There's no doubting that history was made inside the the former location of Tower Records at 8801 Sunset Boulevard.
According to the accounts of employees, Stevie Wonder shopped there, members of Guns N' Roses met there and acts ranging from Prince to Duran Duran performed there.
At the hearing that opened on Tuesday, March 26, the West Hollywood Historic Preservation Commission heard numerous testimonies from locals who believed Tower Records was an integral part of the city's and rock music's history.
However, whether any remnants of that history remains is another question entirely. According the city's department of community development, the answer is "no."
City staff has recommended the West Hollywood Historic Preservation Commission (HPC) deny the request of author Domenic Priore to designate as a local cultural resource.
The HPC asked staff to conduct more research and return with a recommendation after last month's hearing was continued without a final ruling.
In the staff report submitted to the HPC, staff argues that because the building does not possess any remarkable architectural features, and because its iconic red and yellow signs were removed when Tower Records closed in 2006, the building does not merit designation as a cultural resource.
Staff argues that the application is in violation of Criterion A: Special Elements of the City of the West Hollywood municipal code, which requires that buildings both exemplify special elements of the city and possess structural integrity.
"The report concluded that the property does not satisfy the second of these two conditions.
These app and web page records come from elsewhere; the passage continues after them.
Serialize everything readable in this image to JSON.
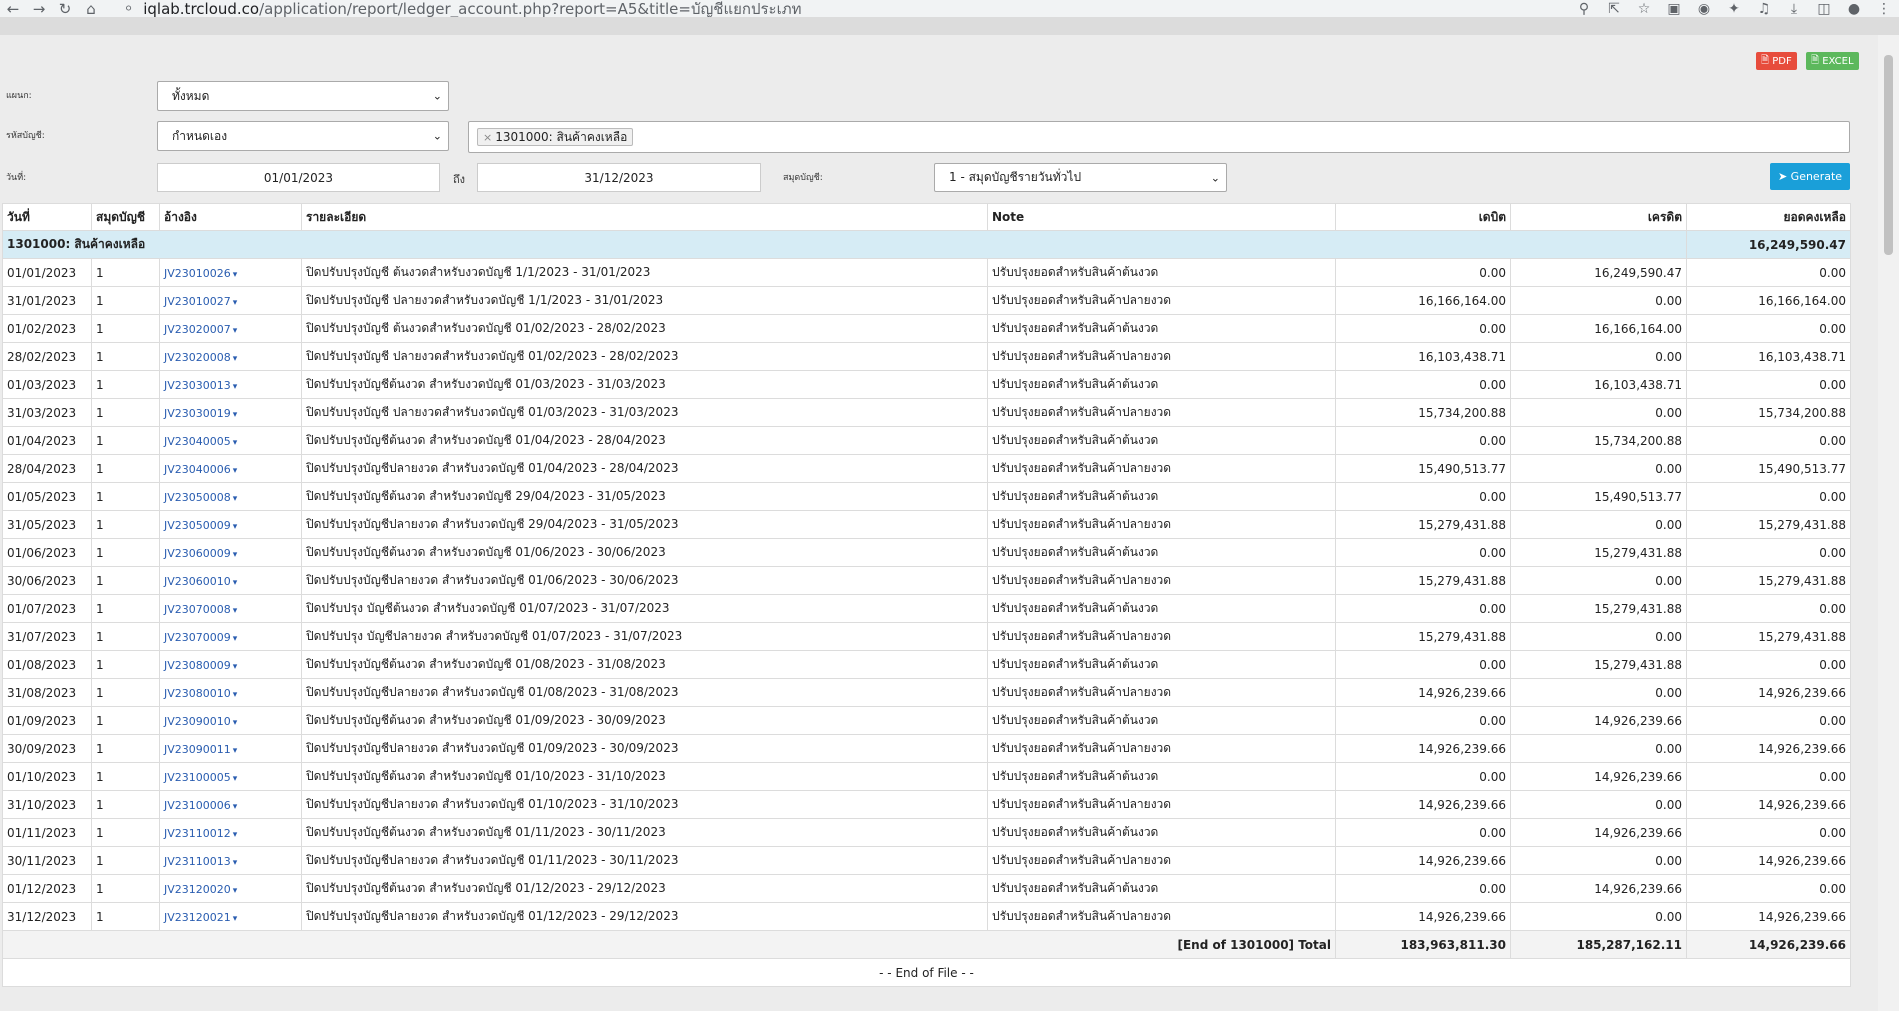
{
  "browser": {
    "url_domain": "iqlab.trcloud.co",
    "url_path": "/application/report/ledger_account.php?report=A5&title=บัญชีแยกประเภท"
  },
  "toolbar": {
    "pdf_label": "PDF",
    "excel_label": "EXCEL"
  },
  "filters": {
    "branch_label": "แผนก:",
    "branch_value": "ทั้งหมด",
    "account_label": "รหัสบัญชี:",
    "account_value": "กำหนดเอง",
    "account_tag": "1301000: สินค้าคงเหลือ",
    "date_label": "วันที่:",
    "date_from": "01/01/2023",
    "to_label": "ถึง",
    "date_to": "31/12/2023",
    "journal_label": "สมุดบัญชี:",
    "journal_value": "1 - สมุดบัญชีรายวันทั่วไป",
    "generate_label": "Generate"
  },
  "table": {
    "headers": [
      "วันที่",
      "สมุดบัญชี",
      "อ้างอิง",
      "รายละเอียด",
      "Note",
      "เดบิต",
      "เครดิต",
      "ยอดคงเหลือ"
    ],
    "group_label": "1301000: สินค้าคงเหลือ",
    "group_balance": "16,249,590.47",
    "rows": [
      [
        "01/01/2023",
        "1",
        "JV23010026",
        "ปิดปรับปรุงบัญชี ต้นงวดสำหรับงวดบัญชี 1/1/2023 - 31/01/2023",
        "ปรับปรุงยอดสำหรับสินค้าต้นงวด",
        "0.00",
        "16,249,590.47",
        "0.00"
      ],
      [
        "31/01/2023",
        "1",
        "JV23010027",
        "ปิดปรับปรุงบัญชี ปลายงวดสำหรับงวดบัญชี 1/1/2023 - 31/01/2023",
        "ปรับปรุงยอดสำหรับสินค้าปลายงวด",
        "16,166,164.00",
        "0.00",
        "16,166,164.00"
      ],
      [
        "01/02/2023",
        "1",
        "JV23020007",
        "ปิดปรับปรุงบัญชี ต้นงวดสำหรับงวดบัญชี 01/02/2023 - 28/02/2023",
        "ปรับปรุงยอดสำหรับสินค้าต้นงวด",
        "0.00",
        "16,166,164.00",
        "0.00"
      ],
      [
        "28/02/2023",
        "1",
        "JV23020008",
        "ปิดปรับปรุงบัญชี ปลายงวดสำหรับงวดบัญชี 01/02/2023 - 28/02/2023",
        "ปรับปรุงยอดสำหรับสินค้าปลายงวด",
        "16,103,438.71",
        "0.00",
        "16,103,438.71"
      ],
      [
        "01/03/2023",
        "1",
        "JV23030013",
        "ปิดปรับปรุงบัญชีต้นงวด สำหรับงวดบัญชี 01/03/2023 - 31/03/2023",
        "ปรับปรุงยอดสำหรับสินค้าต้นงวด",
        "0.00",
        "16,103,438.71",
        "0.00"
      ],
      [
        "31/03/2023",
        "1",
        "JV23030019",
        "ปิดปรับปรุงบัญชี ปลายงวดสำหรับงวดบัญชี 01/03/2023 - 31/03/2023",
        "ปรับปรุงยอดสำหรับสินค้าปลายงวด",
        "15,734,200.88",
        "0.00",
        "15,734,200.88"
      ],
      [
        "01/04/2023",
        "1",
        "JV23040005",
        "ปิดปรับปรุงบัญชีต้นงวด สำหรับงวดบัญชี 01/04/2023 - 28/04/2023",
        "ปรับปรุงยอดสำหรับสินค้าต้นงวด",
        "0.00",
        "15,734,200.88",
        "0.00"
      ],
      [
        "28/04/2023",
        "1",
        "JV23040006",
        "ปิดปรับปรุงบัญชีปลายงวด สำหรับงวดบัญชี 01/04/2023 - 28/04/2023",
        "ปรับปรุงยอดสำหรับสินค้าปลายงวด",
        "15,490,513.77",
        "0.00",
        "15,490,513.77"
      ],
      [
        "01/05/2023",
        "1",
        "JV23050008",
        "ปิดปรับปรุงบัญชีต้นงวด สำหรับงวดบัญชี 29/04/2023 - 31/05/2023",
        "ปรับปรุงยอดสำหรับสินค้าต้นงวด",
        "0.00",
        "15,490,513.77",
        "0.00"
      ],
      [
        "31/05/2023",
        "1",
        "JV23050009",
        "ปิดปรับปรุงบัญชีปลายงวด สำหรับงวดบัญชี 29/04/2023 - 31/05/2023",
        "ปรับปรุงยอดสำหรับสินค้าปลายงวด",
        "15,279,431.88",
        "0.00",
        "15,279,431.88"
      ],
      [
        "01/06/2023",
        "1",
        "JV23060009",
        "ปิดปรับปรุงบัญชีต้นงวด สำหรับงวดบัญชี 01/06/2023 - 30/06/2023",
        "ปรับปรุงยอดสำหรับสินค้าต้นงวด",
        "0.00",
        "15,279,431.88",
        "0.00"
      ],
      [
        "30/06/2023",
        "1",
        "JV23060010",
        "ปิดปรับปรุงบัญชีปลายงวด สำหรับงวดบัญชี 01/06/2023 - 30/06/2023",
        "ปรับปรุงยอดสำหรับสินค้าปลายงวด",
        "15,279,431.88",
        "0.00",
        "15,279,431.88"
      ],
      [
        "01/07/2023",
        "1",
        "JV23070008",
        "ปิดปรับปรุง บัญชีต้นงวด สำหรับงวดบัญชี 01/07/2023 - 31/07/2023",
        "ปรับปรุงยอดสำหรับสินค้าต้นงวด",
        "0.00",
        "15,279,431.88",
        "0.00"
      ],
      [
        "31/07/2023",
        "1",
        "JV23070009",
        "ปิดปรับปรุง บัญชีปลายงวด สำหรับงวดบัญชี 01/07/2023 - 31/07/2023",
        "ปรับปรุงยอดสำหรับสินค้าปลายงวด",
        "15,279,431.88",
        "0.00",
        "15,279,431.88"
      ],
      [
        "01/08/2023",
        "1",
        "JV23080009",
        "ปิดปรับปรุงบัญชีต้นงวด สำหรับงวดบัญชี 01/08/2023 - 31/08/2023",
        "ปรับปรุงยอดสำหรับสินค้าต้นงวด",
        "0.00",
        "15,279,431.88",
        "0.00"
      ],
      [
        "31/08/2023",
        "1",
        "JV23080010",
        "ปิดปรับปรุงบัญชีปลายงวด สำหรับงวดบัญชี 01/08/2023 - 31/08/2023",
        "ปรับปรุงยอดสำหรับสินค้าปลายงวด",
        "14,926,239.66",
        "0.00",
        "14,926,239.66"
      ],
      [
        "01/09/2023",
        "1",
        "JV23090010",
        "ปิดปรับปรุงบัญชีต้นงวด สำหรับงวดบัญชี 01/09/2023 - 30/09/2023",
        "ปรับปรุงยอดสำหรับสินค้าต้นงวด",
        "0.00",
        "14,926,239.66",
        "0.00"
      ],
      [
        "30/09/2023",
        "1",
        "JV23090011",
        "ปิดปรับปรุงบัญชีปลายงวด สำหรับงวดบัญชี 01/09/2023 - 30/09/2023",
        "ปรับปรุงยอดสำหรับสินค้าปลายงวด",
        "14,926,239.66",
        "0.00",
        "14,926,239.66"
      ],
      [
        "01/10/2023",
        "1",
        "JV23100005",
        "ปิดปรับปรุงบัญชีต้นงวด สำหรับงวดบัญชี 01/10/2023 - 31/10/2023",
        "ปรับปรุงยอดสำหรับสินค้าต้นงวด",
        "0.00",
        "14,926,239.66",
        "0.00"
      ],
      [
        "31/10/2023",
        "1",
        "JV23100006",
        "ปิดปรับปรุงบัญชีปลายงวด สำหรับงวดบัญชี 01/10/2023 - 31/10/2023",
        "ปรับปรุงยอดสำหรับสินค้าปลายงวด",
        "14,926,239.66",
        "0.00",
        "14,926,239.66"
      ],
      [
        "01/11/2023",
        "1",
        "JV23110012",
        "ปิดปรับปรุงบัญชีต้นงวด สำหรับงวดบัญชี 01/11/2023 - 30/11/2023",
        "ปรับปรุงยอดสำหรับสินค้าต้นงวด",
        "0.00",
        "14,926,239.66",
        "0.00"
      ],
      [
        "30/11/2023",
        "1",
        "JV23110013",
        "ปิดปรับปรุงบัญชีปลายงวด สำหรับงวดบัญชี 01/11/2023 - 30/11/2023",
        "ปรับปรุงยอดสำหรับสินค้าปลายงวด",
        "14,926,239.66",
        "0.00",
        "14,926,239.66"
      ],
      [
        "01/12/2023",
        "1",
        "JV23120020",
        "ปิดปรับปรุงบัญชีต้นงวด สำหรับงวดบัญชี 01/12/2023 - 29/12/2023",
        "ปรับปรุงยอดสำหรับสินค้าต้นงวด",
        "0.00",
        "14,926,239.66",
        "0.00"
      ],
      [
        "31/12/2023",
        "1",
        "JV23120021",
        "ปิดปรับปรุงบัญชีปลายงวด สำหรับงวดบัญชี 01/12/2023 - 29/12/2023",
        "ปรับปรุงยอดสำหรับสินค้าปลายงวด",
        "14,926,239.66",
        "0.00",
        "14,926,239.66"
      ]
    ],
    "total_label": "[End of 1301000]  Total",
    "total_debit": "183,963,811.30",
    "total_credit": "185,287,162.11",
    "total_balance": "14,926,239.66",
    "eof_label": "- - End of File - -"
  },
  "colors": {
    "accent": "#1a9fd9",
    "pdf": "#e74c3c",
    "excel": "#5cb85c",
    "group_row": "#d6ecf5",
    "link": "#2a5db0"
  }
}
Although the subject building has undergone few material alterations since its construction in 1970, the removal of features that referenced Tower Records appears to have resulted in a cumulative loss of integrity, as these features played an integral role in connecting the vernacular commercial building with Tower Records’ tenancy," the staff report states.
In making its case against designation, city staff also referenced Chapter 11.5 of the California Code of Regulations, which states that "properties must retain enough of their historical character or appearance to be recognizable as historical resources and to convey the reasons for their significance.”
Those who are fighting to secure a historic designation for Tower Records have argued that there is precedent for saving historic buildings that don't necessarily support historic architecture.
Priore's co-applicant Jerome Cleary emailed West Hollywood Patch a list of two-dozen Los Angeles area locations that have been designated as historic "without integrity." His list can be downloaded above.
Among the locations Cleary listed is the Darkroom on Wilshire Boulevard, which was designated as historic place in 1989 despite serving as a home to several restaurants after the photography business closed.
One significant different between the Darkroom and Tower Records, though, is that despite some significant changes, the Darkroom still retains its distinctive camera lens facade to this day.
According to staff, another important distinction is the one between West Hollywood's and Los Angeles municipal code.
While Los Angeles' municipal requires that buildings be culturally or architecturally significant, West Hollywood buildings must be both.
"One difference that staff noted is that the City of Los Angeles’s designation criteria do not explicitly state that properties must retain integrity, whereas the City of West Hollywood’s Criterion A does," the staff report states.
The West Hollywood HPC will continue their hearing on the Tower Records designation Monday, April 22 at 7 p.m. in the Plummer Park Community Center, Room 5 & 6, 7377 Santa Monica Boulevard.